Task description: The full listing should be reproduced exactly as it appears.

____________

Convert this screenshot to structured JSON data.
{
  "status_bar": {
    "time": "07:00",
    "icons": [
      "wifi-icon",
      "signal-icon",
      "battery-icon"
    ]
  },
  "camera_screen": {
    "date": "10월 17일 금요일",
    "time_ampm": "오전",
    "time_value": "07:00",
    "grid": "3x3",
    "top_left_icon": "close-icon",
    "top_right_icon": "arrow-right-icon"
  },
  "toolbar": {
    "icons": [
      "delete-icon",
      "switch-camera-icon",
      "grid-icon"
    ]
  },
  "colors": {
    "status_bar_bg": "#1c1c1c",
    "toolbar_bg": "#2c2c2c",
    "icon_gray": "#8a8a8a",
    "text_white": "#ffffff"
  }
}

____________

Task response:
Convert this screenshot to structured JSON data.
{
  "status_bar": {
    "time": "07:00",
    "icons": [
      "wifi-icon",
      "signal-icon",
      "battery-icon"
    ]
  },
  "camera_screen": {
    "date": "10월 17일 금요일",
    "time_ampm": "오전",
    "time_value": "07:00",
    "grid": "3x3",
    "top_left_icon": "close-icon",
    "top_right_icon": "arrow-right-icon"
  },
  "toolbar": {
    "icons": [
      "delete-icon",
      "switch-camera-icon",
      "grid-icon"
    ]
  },
  "colors": {
    "status_bar_bg": "#1c1c1c",
    "toolbar_bg": "#2c2c2c",
    "icon_gray": "#8a8a8a",
    "text_white": "#ffffff"
  }
}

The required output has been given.